by Kelsie Colclough
Freya and Simon’s wedding was going to happen on the following Saturday at the Civic Hall, so Amanda needed a haircut and a bottle of strawberry vodka. She also needed to text Freya back about what flour she was going to use in the cake, although Amanda hadn’t said she was going to do it for certain. Her to-do list was short, much shorter than Freya’s, but she’d been putting off the haircut for a while. She hoped Freya kept her hair long − it was so beautiful that way, half braided down her back, and frizzy baby hairs misbehaving at the top.
‘Come sit down, love. Let’s see what we got here, alright?’ Darla said, waving her over to the most comfortable chair in Darling’s Salon. It just so happened to be closest to the door; that occasional autumn breeze kept her awake as Darla combed through her hair. Darla’s perfume − something floral − filled the room. Amanda did her best to waft it away from her face, but even then, that and the hairspray was unavoidable.
‘I was thinking of going a shorter this time. Maybe a bob?’ Amanda said.
‘To your shoulders?’ Darla asked. She spread Amanda’s brown hair across her fingers and rubbed the ends between her thumbs. ‘That’d be a good change. Good for photos. Who’s doing Freya’s hair?’
Amanda blew a loose strand out of her face. ‘She says she wants to do it herself.’
‘Yes, well, you get her to call me when she comes to her senses.’

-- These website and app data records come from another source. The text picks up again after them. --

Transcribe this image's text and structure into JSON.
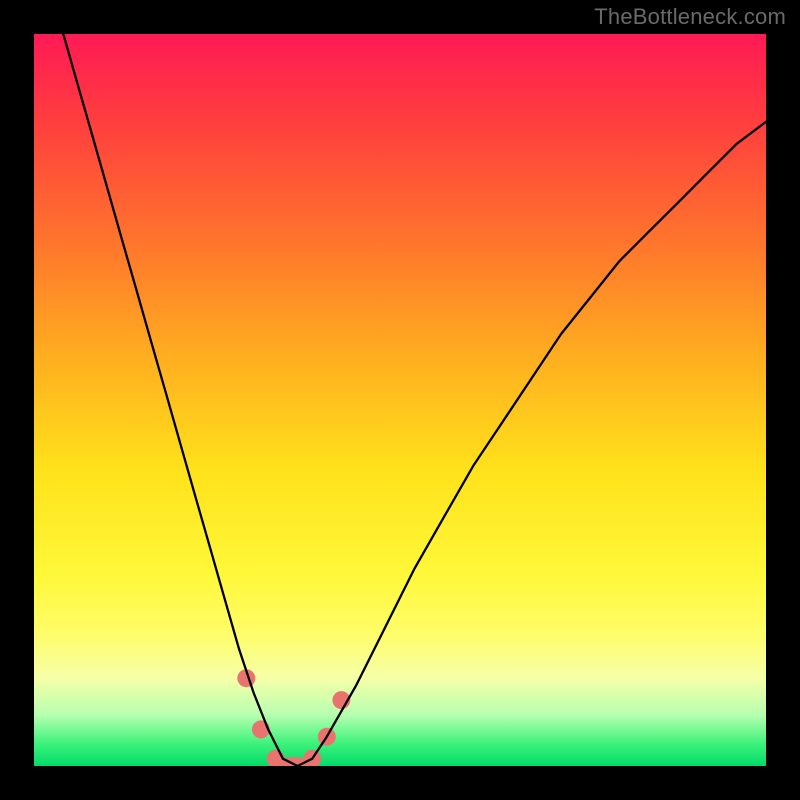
{
  "watermark": "TheBottleneck.com",
  "chart_data": {
    "type": "line",
    "title": "",
    "xlabel": "",
    "ylabel": "",
    "xlim": [
      0,
      100
    ],
    "ylim": [
      0,
      100
    ],
    "series": [
      {
        "name": "bottleneck-curve",
        "x": [
          4,
          6,
          8,
          10,
          12,
          14,
          16,
          18,
          20,
          22,
          24,
          26,
          28,
          30,
          32,
          34,
          36,
          38,
          40,
          44,
          48,
          52,
          56,
          60,
          64,
          68,
          72,
          76,
          80,
          84,
          88,
          92,
          96,
          100
        ],
        "values": [
          100,
          93,
          86,
          79,
          72,
          65,
          58,
          51,
          44,
          37,
          30,
          23,
          16,
          10,
          5,
          1,
          0,
          1,
          4,
          11,
          19,
          27,
          34,
          41,
          47,
          53,
          59,
          64,
          69,
          73,
          77,
          81,
          85,
          88
        ]
      }
    ],
    "markers": {
      "name": "highlight-dots",
      "x": [
        29,
        31,
        33,
        35,
        36,
        38,
        40,
        42
      ],
      "values": [
        12,
        5,
        1,
        0,
        0,
        1,
        4,
        9
      ]
    },
    "colors": {
      "curve": "#000000",
      "markers": "#e9746f",
      "gradient_top": "#ff1a55",
      "gradient_bottom": "#02da6a"
    }
  }
}
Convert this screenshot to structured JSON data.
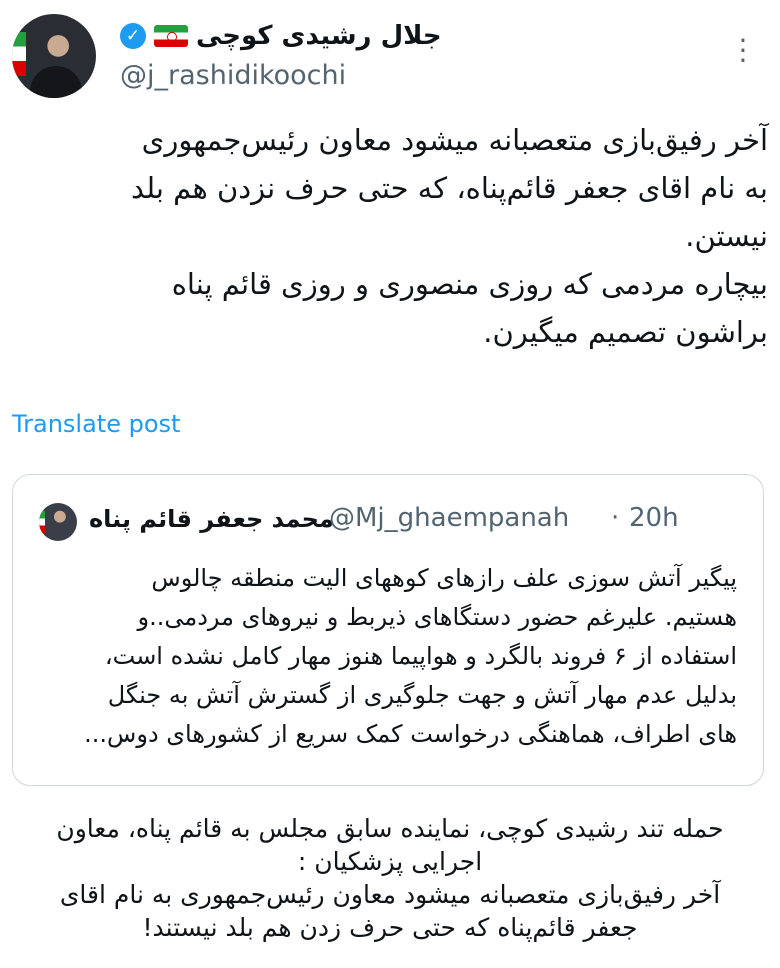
{
  "tweet": {
    "display_name": "جلال رشیدی کوچی",
    "handle": "@j_rashidikoochi",
    "icons": {
      "verified": "verified-badge-icon",
      "flag": "iran-flag-icon",
      "more": "more-options-icon"
    },
    "text": "آخر رفیق‌بازی متعصبانه میشود معاون رئیس‌جمهوری\nبه نام اقای جعفر قائم‌پناه، که حتی حرف نزدن هم بلد\nنیستن.\nبیچاره مردمی که روزی منصوری و روزی قائم پناه\nبراشون تصمیم میگیرن.",
    "translate_label": "Translate post"
  },
  "quote": {
    "display_name": "محمد جعفر قائم پناه",
    "handle": "@Mj_ghaempanah",
    "separator": "·",
    "time": "20h",
    "text": "پیگیر آتش سوزی علف رازهای کوههای الیت منطقه چالوس\nهستیم. علیرغم حضور دستگاهای ذیربط و نیروهای مردمی..و\nاستفاده از ۶ فروند بالگرد و هواپیما هنوز مهار کامل نشده است،\nبدلیل عدم مهار آتش و جهت جلوگیری از گسترش آتش به جنگل\nهای اطراف، هماهنگی درخواست کمک سریع از کشورهای دوس..."
  },
  "caption": {
    "text": "حمله تند رشیدی کوچی، نماینده سابق مجلس به قائم پناه، معاون\nاجرایی پزشکیان :\nآخر رفیق‌بازی متعصبانه میشود معاون رئیس‌جمهوری به نام اقای\nجعفر قائم‌پناه که حتی حرف زدن هم بلد نیستند!"
  },
  "colors": {
    "link": "#1d9bf0",
    "secondary": "#536471",
    "border": "#cfd9de",
    "text": "#0f1419"
  }
}
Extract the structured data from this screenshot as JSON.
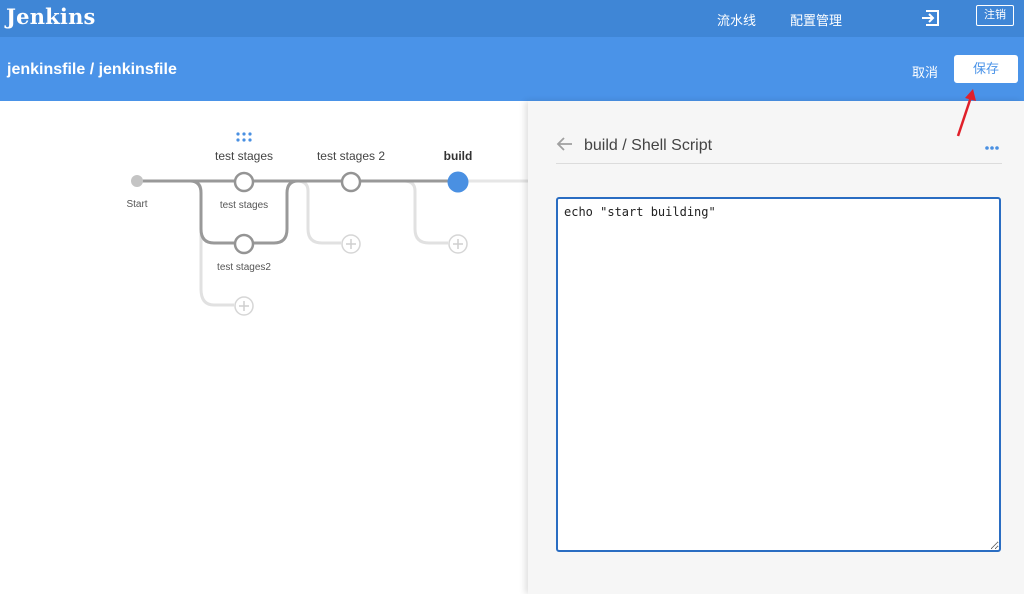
{
  "app": {
    "logo": "Jenkins"
  },
  "topnav": {
    "pipelines": "流水线",
    "config": "配置管理",
    "logout": "注销"
  },
  "header": {
    "title": "jenkinsfile / jenkinsfile",
    "cancel": "取消",
    "save": "保存"
  },
  "graph": {
    "start_label": "Start",
    "stages": [
      {
        "label": "test stages",
        "branches": [
          "test stages",
          "test stages2"
        ]
      },
      {
        "label": "test stages 2"
      },
      {
        "label": "build",
        "selected": true
      }
    ]
  },
  "panel": {
    "title": "build / Shell Script",
    "script": "echo \"start building\""
  },
  "colors": {
    "topbar": "#3f86d6",
    "subheader": "#4a93e8",
    "accent": "#4a90e2",
    "annotation": "#e0202a"
  },
  "icons": {
    "exit": "exit-icon",
    "back": "back-arrow-icon",
    "more": "more-icon",
    "add": "add-stage-icon"
  }
}
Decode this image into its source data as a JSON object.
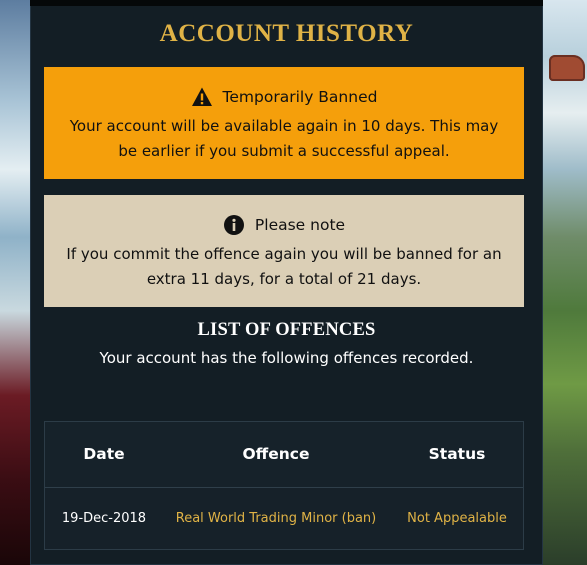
{
  "page": {
    "title": "ACCOUNT HISTORY"
  },
  "ban_notice": {
    "icon": "warning-triangle-icon",
    "heading": "Temporarily Banned",
    "body": "Your account will be available again in 10 days. This may be earlier if you submit a successful appeal.",
    "color": "#f59f0b"
  },
  "note": {
    "icon": "info-circle-icon",
    "heading": "Please note",
    "body": "If you commit the offence again you will be banned for an extra 11 days, for a total of 21 days.",
    "color": "#dbcfb6"
  },
  "offences": {
    "title": "LIST OF OFFENCES",
    "subtitle": "Your account has the following offences recorded.",
    "columns": [
      "Date",
      "Offence",
      "Status"
    ],
    "rows": [
      {
        "date": "19-Dec-2018",
        "offence": "Real World Trading Minor (ban)",
        "status": "Not Appealable"
      }
    ]
  },
  "colors": {
    "accent_gold": "#e0b346",
    "panel_bg": "#131e25"
  }
}
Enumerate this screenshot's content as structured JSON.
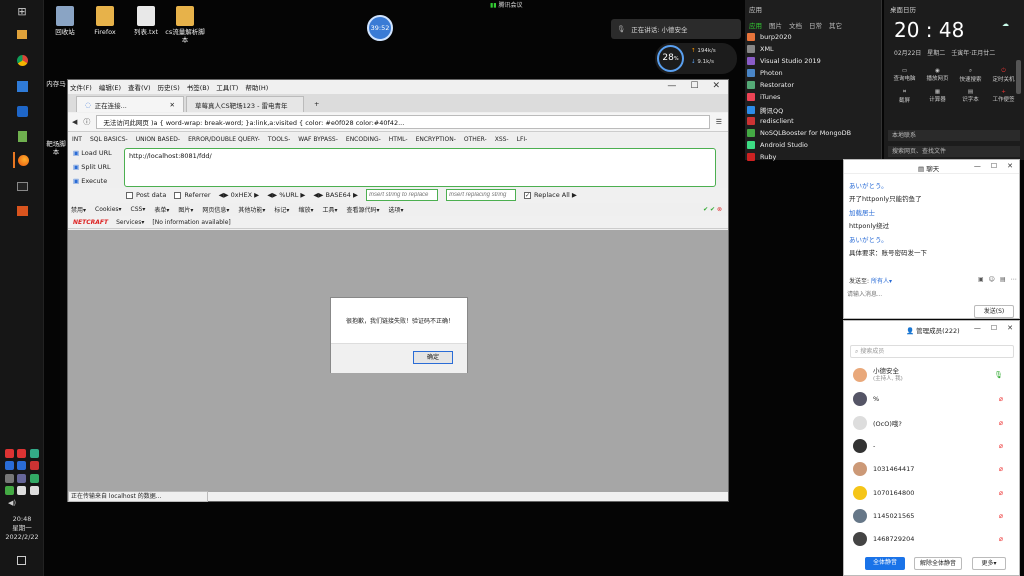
{
  "taskbar": {
    "clock_time": "20:48",
    "clock_day": "星期一",
    "clock_date": "2022/2/22"
  },
  "desktop": {
    "icons": [
      {
        "label": "回收站"
      },
      {
        "label": "Firefox"
      },
      {
        "label": "列表.txt"
      },
      {
        "label": "cs流量解析脚本"
      },
      {
        "label": "内存马"
      },
      {
        "label": "靶场脚本"
      }
    ]
  },
  "meeting": {
    "top_label": "腾讯会议",
    "timer": "39:52",
    "speaking": "正在讲话: 小德安全",
    "net_percent": "28",
    "net_unit": "%",
    "net_up": "194k/s",
    "net_down": "9.1k/s"
  },
  "browser": {
    "menu": [
      "文件(F)",
      "编辑(E)",
      "查看(V)",
      "历史(S)",
      "书签(B)",
      "工具(T)",
      "帮助(H)"
    ],
    "tabs": [
      {
        "label": "正在连接..."
      },
      {
        "label": "草莓真人CS靶场123 - 雷电青年"
      }
    ],
    "url": "无法访问此网页 )a { word-wrap: break-word; }a:link,a:visited { color: #e0f028 color:#40f42...",
    "hackbar_menu": [
      "INT",
      "SQL BASICS-",
      "UNION BASED-",
      "ERROR/DOUBLE QUERY-",
      "TOOLS-",
      "WAF BYPASS-",
      "ENCODING-",
      "HTML-",
      "ENCRYPTION-",
      "OTHER-",
      "XSS-",
      "LFI-"
    ],
    "load_url": "Load URL",
    "split_url": "Split URL",
    "execute": "Execute",
    "hackbar_url": "http://localhost:8081/fdd/",
    "opt_post": "Post data",
    "opt_referrer": "Referrer",
    "opt_hex": "0xHEX",
    "opt_url": "%URL",
    "opt_base64": "BASE64",
    "replace_ph": "Insert string to replace",
    "replacing_ph": "Insert replacing string",
    "opt_replace_all": "Replace All",
    "webdev": [
      "禁用▾",
      "Cookies▾",
      "CSS▾",
      "表单▾",
      "图片▾",
      "网页信息▾",
      "其他功能▾",
      "标记▾",
      "缩放▾",
      "工具▾",
      "查看源代码▾",
      "选项▾"
    ],
    "netcraft": "NETCRAFT",
    "services": "Services▾",
    "no_info": "[No information available]",
    "status": "正在传输来自 localhost 的数据...",
    "dialog_message": "很抱歉，我们链接失败！验证码不正确！",
    "dialog_ok": "确定"
  },
  "apps_menu": {
    "tabs": [
      "应用",
      "图片",
      "文档",
      "日常",
      "其它"
    ],
    "header": "应用",
    "items": [
      "burp2020",
      "XML",
      "Visual Studio 2019",
      "Photon",
      "Restorator",
      "iTunes",
      "腾讯QQ",
      "redisclient",
      "NoSQLBooster for MongoDB",
      "Android Studio",
      "Ruby"
    ]
  },
  "clock_panel": {
    "header": "桌面日历",
    "time": "20 : 48",
    "date": "02月22日",
    "weekday": "星期二",
    "lunar": "壬寅年·正月廿二",
    "quick": [
      "查询电脑",
      "播放网页",
      "快速搜索",
      "定时关机",
      "截屏",
      "计算器",
      "识字本",
      "工作便签"
    ],
    "search1": "本地联系",
    "search2": "搜索网页、查找文件"
  },
  "chat": {
    "title": "聊天",
    "messages": [
      {
        "who": "あいがとう。",
        "text": "开了httponly只能钓鱼了"
      },
      {
        "who": "加载居士",
        "text": "httponly绕过"
      },
      {
        "who": "あいがとう。",
        "text": "具体要求：账号密码发一下"
      }
    ],
    "send_to_label": "发送至:",
    "send_to_value": "所有人▾",
    "input_ph": "请输入消息...",
    "send_btn": "发送(S)"
  },
  "members": {
    "title": "管理成员(222)",
    "search_ph": "搜索成员",
    "list": [
      {
        "name": "小德安全",
        "sub": "(主持人, 我)"
      },
      {
        "name": "%",
        "sub": ""
      },
      {
        "name": "(OcO)哦?",
        "sub": ""
      },
      {
        "name": "-",
        "sub": ""
      },
      {
        "name": "1031464417",
        "sub": ""
      },
      {
        "name": "1070164800",
        "sub": ""
      },
      {
        "name": "1145021565",
        "sub": ""
      },
      {
        "name": "1468729204",
        "sub": ""
      }
    ],
    "btn_mute_all": "全体静音",
    "btn_unmute_all": "解除全体静音",
    "btn_more": "更多▾"
  },
  "colors": {
    "accent_blue": "#1a73e8",
    "hackbar_green": "#4caf50",
    "mute_red": "#e33333"
  }
}
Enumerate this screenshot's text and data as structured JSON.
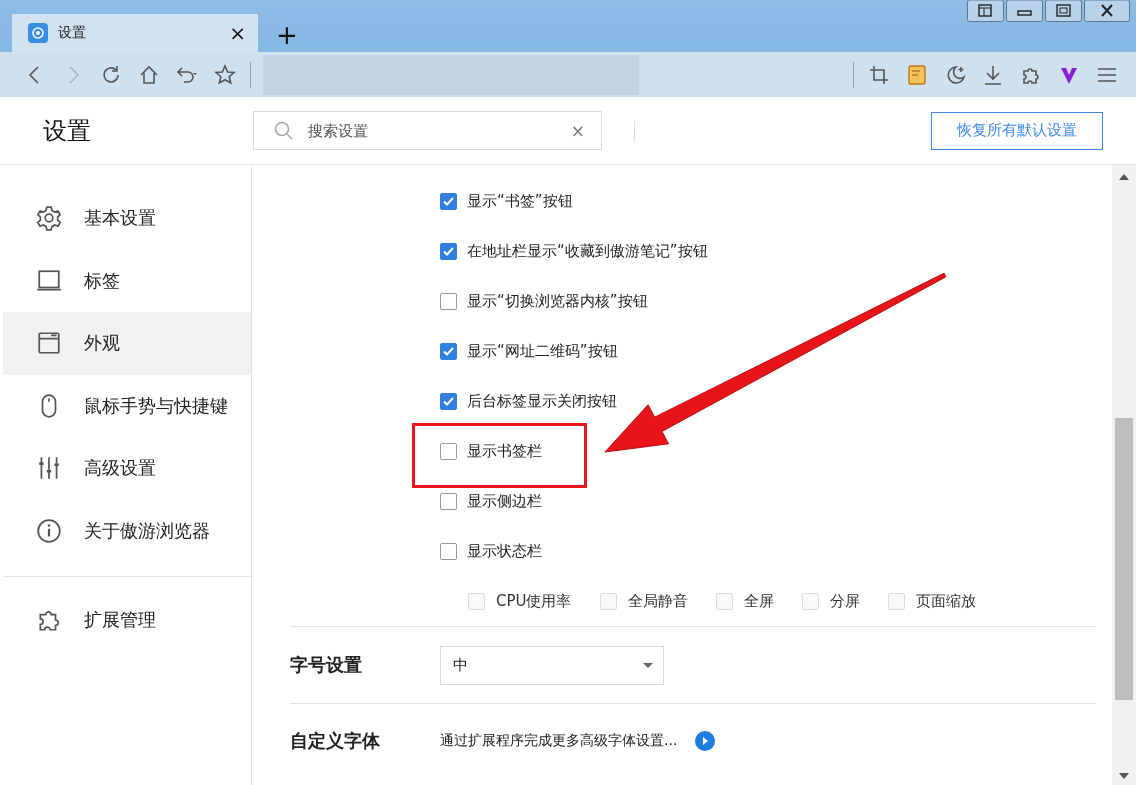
{
  "browser": {
    "tabs": [
      {
        "title": "设置",
        "close": "×",
        "selected": true
      }
    ],
    "new_tab": "+"
  },
  "page": {
    "title": "设置",
    "search": {
      "placeholder": "搜索设置",
      "clear": "×"
    },
    "restore_button": "恢复所有默认设置"
  },
  "sidebar": {
    "items": [
      {
        "label": "基本设置",
        "selected": false
      },
      {
        "label": "标签",
        "selected": false
      },
      {
        "label": "外观",
        "selected": true
      },
      {
        "label": "鼠标手势与快捷键",
        "selected": false
      },
      {
        "label": "高级设置",
        "selected": false
      },
      {
        "label": "关于傲游浏览器",
        "selected": false
      }
    ],
    "extensions": {
      "label": "扩展管理",
      "selected": false
    }
  },
  "options": [
    {
      "label": "显示“书签”按钮",
      "checked": true,
      "highlighted": false
    },
    {
      "label": "在地址栏显示“收藏到傲游笔记”按钮",
      "checked": true,
      "highlighted": false
    },
    {
      "label": "显示“切换浏览器内核”按钮",
      "checked": false,
      "highlighted": false
    },
    {
      "label": "显示“网址二维码”按钮",
      "checked": true,
      "highlighted": false
    },
    {
      "label": "后台标签显示关闭按钮",
      "checked": true,
      "highlighted": false
    },
    {
      "label": "显示书签栏",
      "checked": false,
      "highlighted": true
    },
    {
      "label": "显示侧边栏",
      "checked": false,
      "highlighted": false
    },
    {
      "label": "显示状态栏",
      "checked": false,
      "highlighted": false
    }
  ],
  "status_items": [
    {
      "label": "CPU使用率",
      "checked": false,
      "disabled": true
    },
    {
      "label": "全局静音",
      "checked": false,
      "disabled": true
    },
    {
      "label": "全屏",
      "checked": false,
      "disabled": true
    },
    {
      "label": "分屏",
      "checked": false,
      "disabled": true
    },
    {
      "label": "页面缩放",
      "checked": false,
      "disabled": true
    }
  ],
  "font_size": {
    "label": "字号设置",
    "value": "中"
  },
  "custom_font": {
    "label": "自定义字体",
    "text": "通过扩展程序完成更多高级字体设置..."
  },
  "annotations": [
    {
      "kind": "arrow"
    }
  ]
}
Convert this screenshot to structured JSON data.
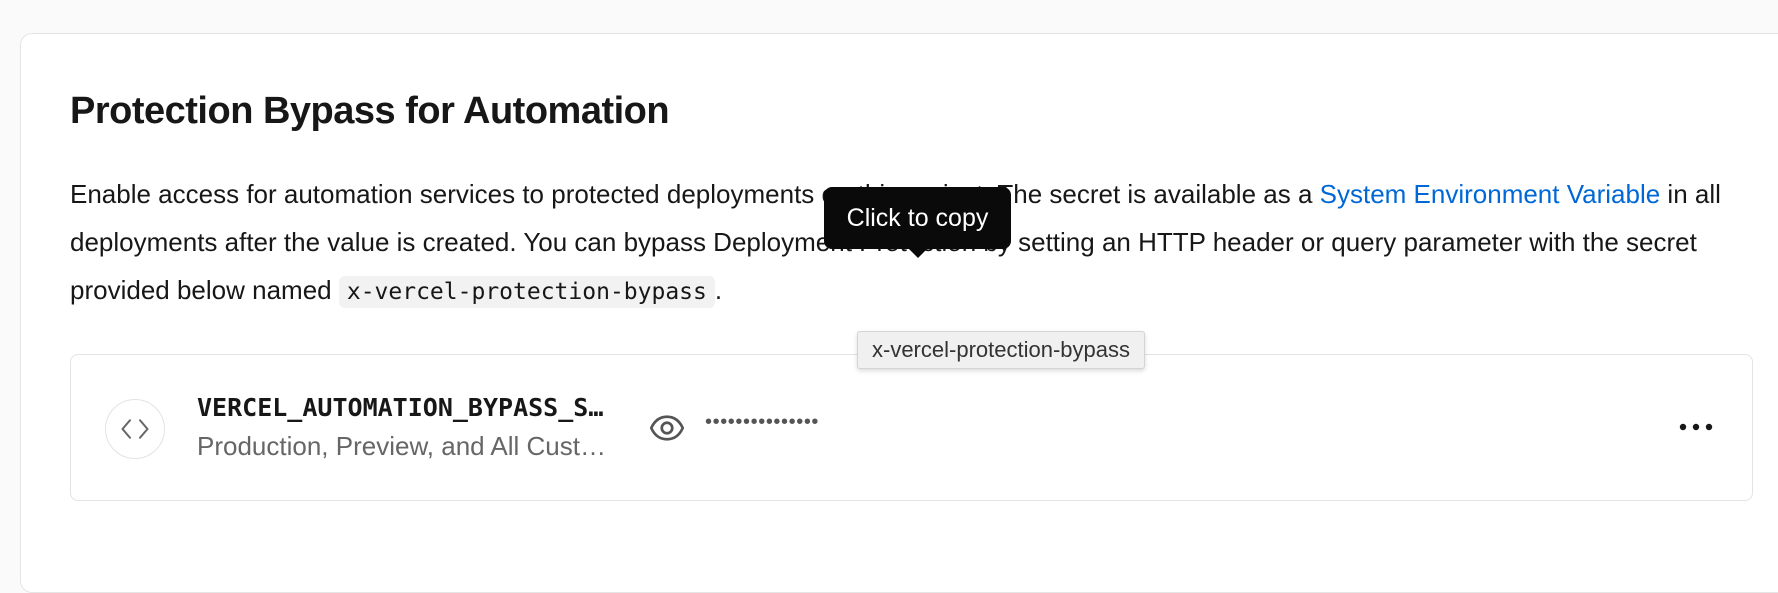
{
  "section": {
    "title": "Protection Bypass for Automation",
    "description_part1": "Enable access for automation services to protected deployments on this project. The secret is available as a ",
    "link_label": "System Environment Variable",
    "description_part2": " in all deployments after the value is created. You can bypass Deployment Protection by setting an HTTP header or query parameter with the secret provided below named ",
    "header_name": "x-vercel-protection-bypass",
    "description_end": "."
  },
  "tooltips": {
    "copy": "Click to copy",
    "name_hover": "x-vercel-protection-bypass"
  },
  "env_var": {
    "name": "VERCEL_AUTOMATION_BYPASS_SECRET",
    "environments": "Production, Preview, and All Custom Environments",
    "masked_value": "•••••••••••••••",
    "icons": {
      "type": "code-icon",
      "reveal": "eye-icon",
      "menu": "more-horizontal-icon"
    }
  }
}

That wasn’t going to happen. Darla made the first snip with her red scissors and talked about her recent trip to Spain. Amanda hadn’t been to Spain since that school trip when she and Freya braided their hair on the beach, and the sand felt like crumbled bits of happiness that washed away so easily when Simon came in with the tide. She closed her eyes and lost herself in Darla’s words, the mojito nights and sunny mornings, while the comb threaded through her and released all of those knots. She hummed at the end of Darla’s sentences, half-listening.
‘You’re not going to do the cake, are you?’ Darla asked, frowning. ‘You know you don’t have to.’
Amanda’s brown split ends fell in her lap. Darla combed her fingers through what was left, to check it was even, and Amanda smiled at her reflection.
‘I think I should,’ she said. ‘I always said I would.’